DFW's notes on a DeLillo book
I try not to think about David Foster Wallace's passing anymore but when I do the idea that the best author of his generation hug himself at the age of forty-six is almost unbearable. Studying writing around the time DFW published Infinite Jest was a hopeful time, a time for the possibilities of renewal in the much worn-out form of fiction writing. And that was all due to this Gargantuesque, avant-garde book. We didn't all like him but he inspired us. As precise and as disciplined as DFW must have been with his writing, the riffs, the footnotes, the erudition which made every turn of the page a 52 pick-up move, all those scattered pieces of writing arranged themselves into seemingly easy brilliance. We can't all be geniuses but a genius like DFW jacked up our writing up to the next level.

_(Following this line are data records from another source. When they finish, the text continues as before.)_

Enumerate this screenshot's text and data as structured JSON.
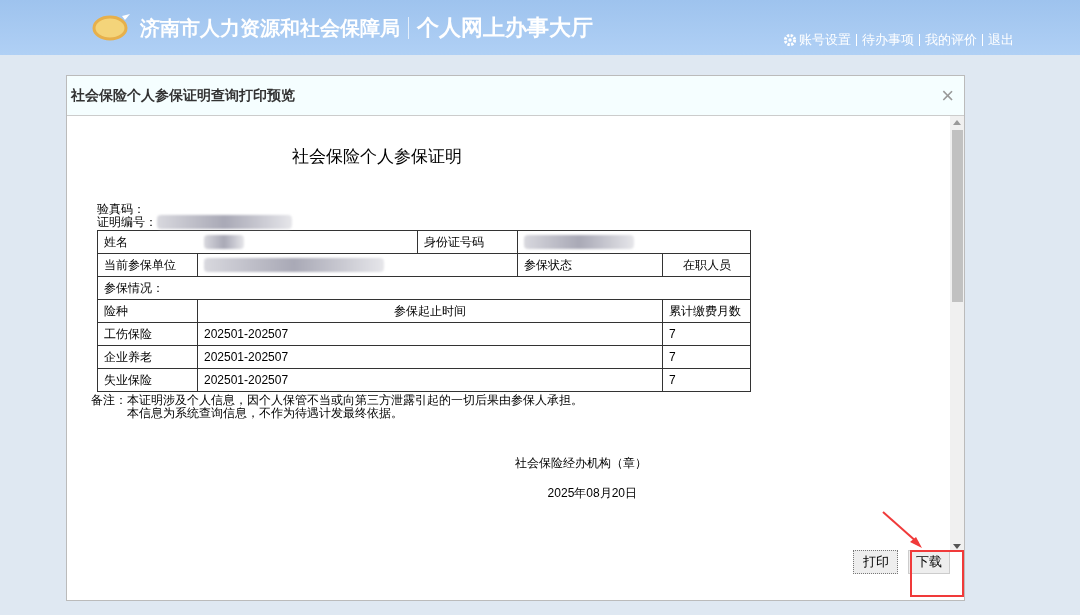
{
  "header": {
    "title_org": "济南市人力资源和社会保障局",
    "title_hall": "个人网上办事大厅",
    "links": [
      "账号设置",
      "待办事项",
      "我的评价",
      "退出"
    ]
  },
  "dialog": {
    "title": "社会保险个人参保证明查询打印预览",
    "close": "×",
    "document": {
      "heading": "社会保险个人参保证明",
      "verify_label": "验真码：",
      "cert_no_label": "证明编号：",
      "name_label": "姓名",
      "id_label": "身份证号码",
      "unit_label": "当前参保单位",
      "status_label": "参保状态",
      "status_value": "在职人员",
      "section_label": "参保情况：",
      "columns": [
        "险种",
        "参保起止时间",
        "累计缴费月数"
      ],
      "rows": [
        {
          "type": "工伤保险",
          "period": "202501-202507",
          "months": "7"
        },
        {
          "type": "企业养老",
          "period": "202501-202507",
          "months": "7"
        },
        {
          "type": "失业保险",
          "period": "202501-202507",
          "months": "7"
        }
      ],
      "note_label": "备注：",
      "notes": [
        "本证明涉及个人信息，因个人保管不当或向第三方泄露引起的一切后果由参保人承担。",
        "本信息为系统查询信息，不作为待遇计发最终依据。"
      ],
      "issuer": "社会保险经办机构（章）",
      "date": "2025年08月20日"
    },
    "buttons": [
      "打印",
      "下载"
    ]
  }
}
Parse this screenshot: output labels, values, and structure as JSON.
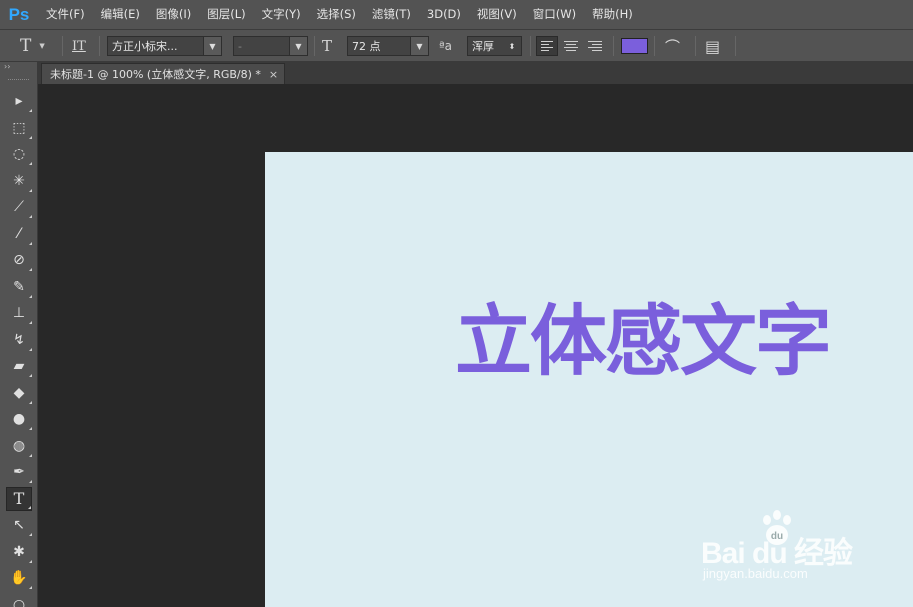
{
  "app": {
    "logo": "Ps"
  },
  "menu": [
    "文件(F)",
    "编辑(E)",
    "图像(I)",
    "图层(L)",
    "文字(Y)",
    "选择(S)",
    "滤镜(T)",
    "3D(D)",
    "视图(V)",
    "窗口(W)",
    "帮助(H)"
  ],
  "options": {
    "tool_glyph": "T",
    "orient_glyph": "IT",
    "font_family": "方正小标宋...",
    "font_style": "-",
    "font_size_glyph": "T",
    "font_size": "72 点",
    "antialias_glyph": "ªa",
    "antialias": "浑厚",
    "text_color": "#7b5fdc",
    "warp_glyph": "⌒",
    "panel_glyph": "▤"
  },
  "document": {
    "tab_title": "未标题-1 @ 100% (立体感文字, RGB/8) *",
    "close_glyph": "×"
  },
  "canvas": {
    "text": "立体感文字",
    "text_color": "#7a5fdc",
    "background": "#dcedf2"
  },
  "toolbox": {
    "collapse_glyph": "››",
    "tools": [
      {
        "name": "move-tool-icon",
        "glyph": "▸"
      },
      {
        "name": "marquee-tool-icon",
        "glyph": "⬚"
      },
      {
        "name": "lasso-tool-icon",
        "glyph": "◌"
      },
      {
        "name": "magic-wand-tool-icon",
        "glyph": "✳"
      },
      {
        "name": "crop-tool-icon",
        "glyph": "⟋"
      },
      {
        "name": "eyedropper-tool-icon",
        "glyph": "⁄"
      },
      {
        "name": "healing-brush-tool-icon",
        "glyph": "⊘"
      },
      {
        "name": "brush-tool-icon",
        "glyph": "✎"
      },
      {
        "name": "clone-stamp-tool-icon",
        "glyph": "⊥"
      },
      {
        "name": "history-brush-tool-icon",
        "glyph": "↯"
      },
      {
        "name": "eraser-tool-icon",
        "glyph": "▰"
      },
      {
        "name": "paint-bucket-tool-icon",
        "glyph": "◆"
      },
      {
        "name": "blur-tool-icon",
        "glyph": "●"
      },
      {
        "name": "dodge-tool-icon",
        "glyph": "◍"
      },
      {
        "name": "pen-tool-icon",
        "glyph": "✒"
      },
      {
        "name": "type-tool-icon",
        "glyph": "T"
      },
      {
        "name": "path-selection-tool-icon",
        "glyph": "↖"
      },
      {
        "name": "custom-shape-tool-icon",
        "glyph": "✱"
      },
      {
        "name": "hand-tool-icon",
        "glyph": "✋"
      },
      {
        "name": "zoom-tool-icon",
        "glyph": "○"
      }
    ]
  },
  "watermark": {
    "brand": "Bai  du 经验",
    "url": "jingyan.baidu.com"
  }
}
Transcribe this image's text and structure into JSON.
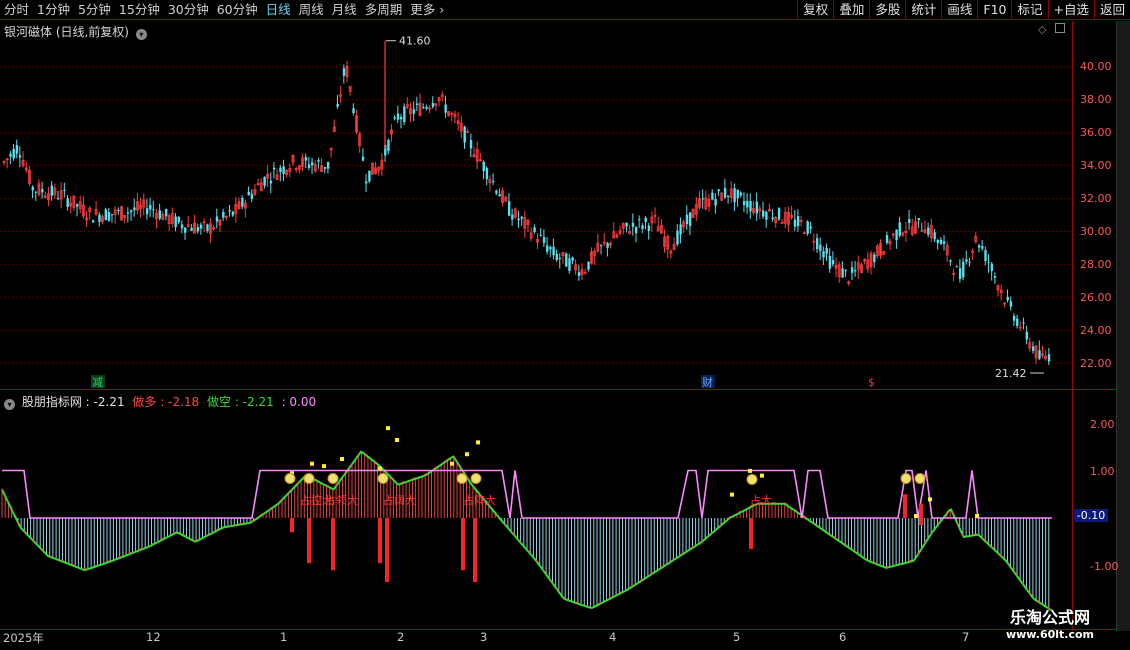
{
  "toolbar": {
    "periods": [
      "分时",
      "1分钟",
      "5分钟",
      "15分钟",
      "30分钟",
      "60分钟",
      "日线",
      "周线",
      "月线",
      "多周期",
      "更多"
    ],
    "active_period": "日线",
    "right_tools": [
      "复权",
      "叠加",
      "多股",
      "统计",
      "画线",
      "F10",
      "标记",
      "+自选",
      "返回"
    ]
  },
  "price_pane": {
    "title": "银河磁体 (日线,前复权)",
    "high_label": "41.60",
    "low_label": "21.42",
    "y_ticks": [
      "40.00",
      "38.00",
      "36.00",
      "34.00",
      "32.00",
      "30.00",
      "28.00",
      "26.00",
      "24.00",
      "22.00"
    ],
    "markers": [
      {
        "text": "减",
        "color": "#33cc66"
      },
      {
        "text": "财",
        "color": "#5fa8ff"
      },
      {
        "text": "$",
        "color": "#ff3333"
      }
    ],
    "colors": {
      "up": "#ff3b3b",
      "down": "#54e1f0"
    }
  },
  "indicator_pane": {
    "name": "股朋指标网",
    "value": ": -2.21",
    "long_label": "做多",
    "long_value": ": -2.18",
    "short_label": "做空",
    "short_value": ": -2.21",
    "extra": ": 0.00",
    "y_ticks": [
      "2.00",
      "1.00",
      "-1.00"
    ],
    "current_value": "-0.10",
    "annotations": [
      "占控大",
      "占领大",
      "占阔大",
      "占阵大",
      "占大"
    ],
    "colors": {
      "long": "#ff4444",
      "short": "#33dd33",
      "band": "#ff88ff",
      "histo_pos": "#ff4444",
      "histo_neg": "#9fe8ff"
    }
  },
  "date_axis": {
    "labels": [
      "2025年",
      "12",
      "1",
      "2",
      "3",
      "4",
      "5",
      "6",
      "7"
    ]
  },
  "watermark": {
    "line1": "乐淘公式网",
    "line2": "www.60lt.com"
  }
}
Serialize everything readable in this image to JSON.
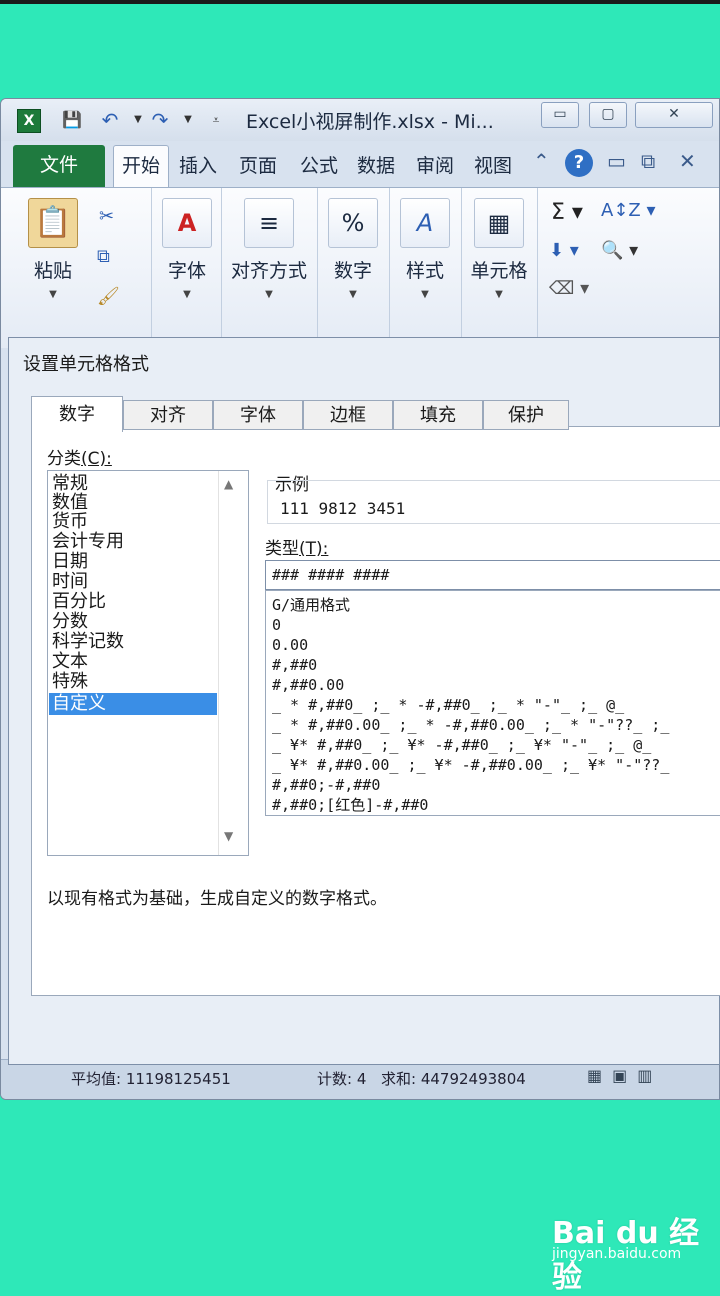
{
  "window": {
    "title": "Excel小视屏制作.xlsx - Mi...",
    "minimize": "▭",
    "maximize": "▢",
    "close": "✕"
  },
  "ribbon": {
    "tabs": {
      "file": "文件",
      "home": "开始",
      "insert": "插入",
      "page": "页面",
      "formula": "公式",
      "data": "数据",
      "review": "审阅",
      "view": "视图"
    },
    "groups": {
      "paste": "粘贴",
      "font": "字体",
      "align": "对齐方式",
      "number": "数字",
      "style": "样式",
      "cells": "单元格"
    }
  },
  "dialog": {
    "title": "设置单元格格式",
    "tabs": [
      "数字",
      "对齐",
      "字体",
      "边框",
      "填充",
      "保护"
    ],
    "category_label": "分类",
    "category_key": "(C):",
    "categories": [
      "常规",
      "数值",
      "货币",
      "会计专用",
      "日期",
      "时间",
      "百分比",
      "分数",
      "科学记数",
      "文本",
      "特殊",
      "自定义"
    ],
    "selected_category": "自定义",
    "sample_label": "示例",
    "sample_value": "111 9812 3451",
    "type_label": "类型",
    "type_key": "(T):",
    "type_value": "### #### ####",
    "formats": [
      "G/通用格式",
      "0",
      "0.00",
      "#,##0",
      "#,##0.00",
      "_ * #,##0_ ;_ * -#,##0_ ;_ * \"-\"_ ;_ @_",
      "_ * #,##0.00_ ;_ * -#,##0.00_ ;_ * \"-\"??_ ;_",
      "_ ¥* #,##0_ ;_ ¥* -#,##0_ ;_ ¥* \"-\"_ ;_ @_",
      "_ ¥* #,##0.00_ ;_ ¥* -#,##0.00_ ;_ ¥* \"-\"??_",
      "#,##0;-#,##0",
      "#,##0;[红色]-#,##0"
    ],
    "description": "以现有格式为基础，生成自定义的数字格式。"
  },
  "statusbar": {
    "average": "平均值: 11198125451",
    "count": "计数: 4",
    "sum": "求和: 44792493804"
  },
  "watermark": {
    "logo": "Bai du 经验",
    "url": "jingyan.baidu.com"
  },
  "colors": {
    "background": "#2ee8b8",
    "file_tab": "#1f7a3f",
    "selection": "#3a8ee6"
  }
}
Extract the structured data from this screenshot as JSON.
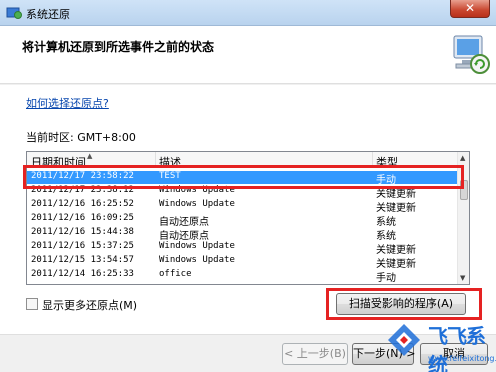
{
  "window": {
    "title": "系统还原",
    "close_glyph": "✕"
  },
  "header": {
    "title": "将计算机还原到所选事件之前的状态"
  },
  "help_link": "如何选择还原点?",
  "timezone": "当前时区: GMT+8:00",
  "list": {
    "columns": [
      "日期和时间",
      "描述",
      "类型"
    ],
    "rows": [
      {
        "datetime": "2011/12/17 23:58:22",
        "desc": "TEST",
        "type": "手动",
        "selected": true
      },
      {
        "datetime": "2011/12/17 23:38:12",
        "desc": "Windows Update",
        "type": "关键更新"
      },
      {
        "datetime": "2011/12/16 16:25:52",
        "desc": "Windows Update",
        "type": "关键更新"
      },
      {
        "datetime": "2011/12/16 16:09:25",
        "desc": "自动还原点",
        "type": "系统"
      },
      {
        "datetime": "2011/12/16 15:44:38",
        "desc": "自动还原点",
        "type": "系统"
      },
      {
        "datetime": "2011/12/16 15:37:25",
        "desc": "Windows Update",
        "type": "关键更新"
      },
      {
        "datetime": "2011/12/15 13:54:57",
        "desc": "Windows Update",
        "type": "关键更新"
      },
      {
        "datetime": "2011/12/14 16:25:33",
        "desc": "office",
        "type": "手动"
      }
    ]
  },
  "show_more_label": "显示更多还原点(M)",
  "scan_button": "扫描受影响的程序(A)",
  "buttons": {
    "back": "< 上一步(B)",
    "next": "下一步(N) >",
    "cancel": "取消"
  },
  "watermark": {
    "text": "飞飞系统",
    "url": "www.feifeixitong.com"
  },
  "colors": {
    "selection": "#3399ff",
    "highlight_box": "#e52222",
    "link": "#0645ad"
  }
}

If writers like Pynchon are brilliant, that sort of twenty-minute-drum-solo writing never inspired me. It intimidates and it's difficult to read. DFW by contrast gives the reader so much pleasure. Reading the title piece in the collection of essays A Supposed Fun Thing I'll Ever Do Again, I had to stop reading it on public transport. I wasn't simply laughing out loud, I kept hurting my ribs and chocking due to uncontrollable laughing fits which never seemed to end. The type of display which is more than other commuters can bear at 8 in the morning.
He was the writer of my generation and his passing in 2008 reminded me of long discussions with Claire and Carmine and Peter and Rob about DFW over pitchers of beer at the Copa. All these came back to the surface a couple of weeks ago via a New Yorker article announced the University of Texas had acquired the David Foster Wallace Archive. The collection includes multiple drafts of his published writings, graffitied copies of books by other authors, "the archive also contains an extensive amount of writing from Wallace’s childhood and youth: a whimsical childhood poem about vikings, signed “David Foster Wallace”; school essays about “Pride and Prejudice” and “Moby Dick”; four issues of “Sabrina,” the Amherst humor magazine he co-founded with his roommate, Mark Costello. For an author who leapt with astonishing rapidity from youthful promise into adult virtuosity, the juvenilia may prove especially illuminating."
The archive will be open to the public this autumn. It just might be worth the trip to Texas.